Additionally, the owner is liable for all bites that occur on their property if the bitten person had a right to be on the land. The statute specifically states that the previous record of viciousness on the part of the dog is irrelevant to the case. There are several interesting nuances to this statute. For an owner to be liable to people bitten on private property, the bitten person cannot be a trespasser. In short, only people on official business, such as mailmen, meter readers, or people with express permission to be on the property, are protected.
Dunedin dog bite law also allows an owner to avoid liability if they place a sign on their property that explicitly states, “Bad Dog.” This does not apply if the bitten party is under seven years of age. One other way that a plaintiff may be able to recover damages, despite the presence of the “Bad Dog” sign, is through the traditional framework of negligence. While strict liability holds true in dog bite cases where the sign is not present, even if a sign is properly placed, the plaintiff may still recover damages if he can demonstrate that the dog was negligently handled.
Negligence and Statute of Limitations
Damages may also be limited by a plaintiff’s own negligence. In all personal injury cases, Florida utilizes the theory of pure comparative negligence. This states that a plaintiff will only recover damages proportionate to the defendant’s fault in the case.
For example, a jury may find that the dog did bite the plaintiff, but the plaintiff was teasing the dog beforehand. If a jury finds that the plaintiff was therefore 40 percent responsible for the bite, the plaintiff will only recover 60 percent of his damages.

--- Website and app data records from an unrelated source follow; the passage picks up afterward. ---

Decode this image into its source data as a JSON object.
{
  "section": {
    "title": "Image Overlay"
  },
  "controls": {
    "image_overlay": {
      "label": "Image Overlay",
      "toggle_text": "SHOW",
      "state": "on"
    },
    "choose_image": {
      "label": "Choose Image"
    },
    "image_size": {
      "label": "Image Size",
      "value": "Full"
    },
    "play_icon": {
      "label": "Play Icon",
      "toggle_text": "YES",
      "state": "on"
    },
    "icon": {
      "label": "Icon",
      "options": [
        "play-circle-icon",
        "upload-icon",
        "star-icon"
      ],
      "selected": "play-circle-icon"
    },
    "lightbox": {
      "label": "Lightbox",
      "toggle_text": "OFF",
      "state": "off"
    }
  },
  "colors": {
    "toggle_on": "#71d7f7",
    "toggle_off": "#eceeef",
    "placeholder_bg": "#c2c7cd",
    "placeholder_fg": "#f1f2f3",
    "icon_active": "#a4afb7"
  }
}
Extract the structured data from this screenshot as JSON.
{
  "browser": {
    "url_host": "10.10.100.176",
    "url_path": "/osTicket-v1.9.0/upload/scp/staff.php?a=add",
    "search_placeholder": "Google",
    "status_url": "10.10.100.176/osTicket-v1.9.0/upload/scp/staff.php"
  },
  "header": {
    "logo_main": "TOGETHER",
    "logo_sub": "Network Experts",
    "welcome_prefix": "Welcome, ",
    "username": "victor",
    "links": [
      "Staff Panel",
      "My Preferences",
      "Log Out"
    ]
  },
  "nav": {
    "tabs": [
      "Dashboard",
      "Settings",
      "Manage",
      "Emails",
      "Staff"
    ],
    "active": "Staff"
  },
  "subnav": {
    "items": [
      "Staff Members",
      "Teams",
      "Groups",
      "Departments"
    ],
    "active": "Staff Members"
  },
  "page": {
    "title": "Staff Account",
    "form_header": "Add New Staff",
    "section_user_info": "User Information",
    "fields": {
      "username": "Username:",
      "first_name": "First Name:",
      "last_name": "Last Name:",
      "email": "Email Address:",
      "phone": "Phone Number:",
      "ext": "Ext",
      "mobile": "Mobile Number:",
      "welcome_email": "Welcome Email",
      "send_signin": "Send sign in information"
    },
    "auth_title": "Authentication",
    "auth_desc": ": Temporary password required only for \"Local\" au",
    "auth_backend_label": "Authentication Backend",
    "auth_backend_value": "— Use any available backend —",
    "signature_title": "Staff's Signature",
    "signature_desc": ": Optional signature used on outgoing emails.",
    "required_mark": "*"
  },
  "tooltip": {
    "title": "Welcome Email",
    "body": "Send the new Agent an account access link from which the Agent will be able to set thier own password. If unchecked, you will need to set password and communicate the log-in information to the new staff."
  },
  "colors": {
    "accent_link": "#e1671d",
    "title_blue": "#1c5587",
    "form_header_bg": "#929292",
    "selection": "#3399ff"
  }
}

As in all personal injury cases, the statute of limitations is four years under Florida Statute 95.11. This is a time limit within which individuals and a Dunedin dog bite lawyer have to file a case in court. Time is of the essence in all dog bite cases.
How an Attorney can Help
Dealing with a legal case involving a dog bite can be complex. While in many cases, such as dog bites in public, an owner is automatically liable for god bites. However, on private property, the owner’s liability can be eliminated by the placement of a sign or the plaintiff’s reason for being on the land.
Experienced personal injury attorneys will work with you to understand your case and how it fits within Florida’s dog bite laws. Dog bites can result in serious injury. Do not take a chance with insurance companies or unresponsive defendants. Dunedin dog bite attorneys will guide you through your case to fight for the compensation that you deserve.